Here are some of my favorite quotes from the book with the bolded ones being the quotes I found most personally impactful:
-Grief is a demanding companion.

-Resilience is the strength and speed of our response to adversity—and we can build it. It isn’t about having a backbone. It’s about strengthening the muscles around our backbone.

-The sad truth is that adversity is not evenly distributed among us; marginalized and disenfranchised groups have more to battle and more to grieve.

-Three P’s can stunt recovery: (1) personalization—the belief that we are at fault; (2) pervasiveness—the belief that an event will affect all areas of our life; and (3) permanence—the belief that the aftershocks of the event will last forever.

-He suggests that “the most powerful thing you can do is acknowledge. To literally say the words: I acknowledge your pain. I’m here with you.”

-There are two different emotional responses to the pain of others: empathy, which motivates us to help, and distress, which motivates us to avoid.

-There’s no one way to grieve and there’s no one way to comfort.

-Psychologist Kristin Neff describes self-compassion as offering the same kindness to ourselves that we would give to a friend. It allows us to respond to our own errors with concern and understanding rather than criticism and shame.

-Self-compassion is associated with greater happiness and satisfaction, fewer emotional difficulties, and less anxiety.

-In a more recent study, people spent five to ten minutes a day writing about things that went “really well” and why; within three weeks, their stress levels dropped, as did their mental and physical health complaints.
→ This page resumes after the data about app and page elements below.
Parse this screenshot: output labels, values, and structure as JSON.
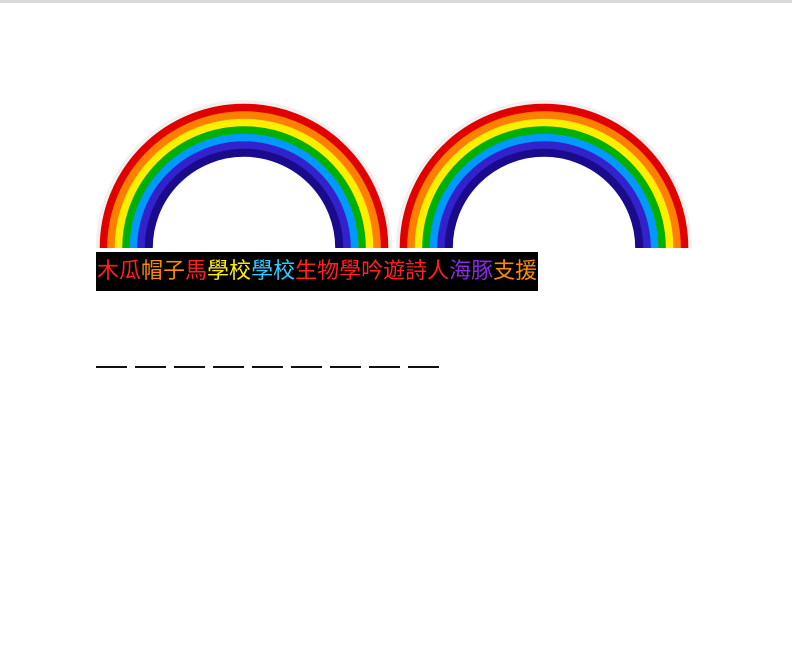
{
  "rainbow": {
    "bands": [
      "#e00000",
      "#ff7f00",
      "#ffee00",
      "#00b000",
      "#0099ff",
      "#3322cc",
      "#1a0a8c"
    ]
  },
  "banner": {
    "background": "#000000",
    "words": [
      {
        "text": "木瓜",
        "color": "#ff2020"
      },
      {
        "text": "帽子",
        "color": "#ff8c00"
      },
      {
        "text": "馬",
        "color": "#ff2020"
      },
      {
        "text": "學校",
        "color": "#ffee00"
      },
      {
        "text": "學校",
        "color": "#33ccff"
      },
      {
        "text": "生物學",
        "color": "#ff2020"
      },
      {
        "text": "吟遊詩人",
        "color": "#ff2020"
      },
      {
        "text": "海豚",
        "color": "#8a2be2"
      },
      {
        "text": "支援",
        "color": "#ff8c00"
      }
    ]
  },
  "answer_blanks": {
    "count": 9
  }
}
-“When we are no longer able to change a situation,” psychiatrist and Holocaust survivor Viktor Frankl observed, “we are challenged to change ourselves.”

-“I am more vulnerable than I thought, but much stronger than I ever imagined.”

-In Viktor Frankl’s words, “In some way, suffering ceases to be suffering at the moment it finds a meaning.”

-Although it can be extremely difficult to grasp, the disappearance of one possible self can free us to imagine a new possible self.
-“How we spend our days,” author Annie Dillard writes, is “how we spend our lives.”